We're hoping for twins this year from Susan and obviously, we have high expectations given last year's results. You can see that she has very strong markings, so there is a lot of potential with this year's breeding. She also was an excellent first time mother, which is another thing that we value highly in our ewes. BES is two years old, so we should see our first set of twins from her this spring.

Jeb is a copy of his father with soft fleece and striking markings.

Wednesday, March 5, 2008

Lilly - Rich

Whispering Pines Lilly (S18755) is one of the few linkages to our 2001 starter flock, along with Myrtle, Buttercup, and Queen Anne's Lace. This year we bred Lilly to Sheltering Pines Cihat (S17465)

We have shown Lilly at our 4H fair a few times because she is very quiet and gentle.

When she was born, she had a 3" diameter brown spot on her neck that still shows
when she is sheared. I never could understand that whole thing. Her
mother wasn't spotted, nor was her father, and one wouldn't expect a
spotted sheep to be all white except for one small brown spot like that,
but it has stayed with her and goes right down to the skin. She's had
two lambs now, both solid white, and both out of spotted rams. Of
course, that's not all that surprising because she is white which would
explain the two white lambs. I think the real test will be when she
finally has a colored lamb. I expect that to be this year. If that lamb
is solid, I'll have no choice but to conclude that she isn't spotted. My
feeling is that she isn't, but that spot is a bit of an enigma. After
all, spots are white.

Lily is also an exceptional mother, which is something we didn't realize until we installed a camera in the barn last spring and discovered how she cuddled with her lamb. None of the other
ewes did that. She's only three years old, which is another nice thing.

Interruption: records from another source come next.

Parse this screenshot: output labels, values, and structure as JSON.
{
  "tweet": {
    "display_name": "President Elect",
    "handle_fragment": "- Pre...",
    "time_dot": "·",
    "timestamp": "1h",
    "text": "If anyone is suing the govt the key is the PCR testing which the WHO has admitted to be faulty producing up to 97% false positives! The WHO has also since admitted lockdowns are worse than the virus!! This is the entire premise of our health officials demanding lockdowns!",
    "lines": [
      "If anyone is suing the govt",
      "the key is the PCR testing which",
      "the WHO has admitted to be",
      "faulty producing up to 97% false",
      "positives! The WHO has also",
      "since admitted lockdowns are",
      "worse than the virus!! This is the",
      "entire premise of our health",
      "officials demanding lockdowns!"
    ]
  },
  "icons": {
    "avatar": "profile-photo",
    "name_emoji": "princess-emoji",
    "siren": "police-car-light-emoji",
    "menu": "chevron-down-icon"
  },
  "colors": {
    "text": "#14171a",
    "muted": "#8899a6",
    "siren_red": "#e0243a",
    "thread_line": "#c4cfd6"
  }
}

Monday, March 3, 2008

Buffalo Zoo - Jen

We took a trip to our Buffalo Zoo, and were happy to discover that the tiger cubs that were born in October were out for viewing. V. playful and adorable, naturally. We took so many pictures and videos, our batteries ran out.

Going to the zoo is sort of bittersweet, isn't it? We love to see the animals, but wish they could be out in the wild where they belong. There was some consolation watching the zoo employees taking care of the animals, its obvious they are devoted to the animals and they are getting loving care, and the animals love their caretakers. Take for example the elephant enjoying her bath.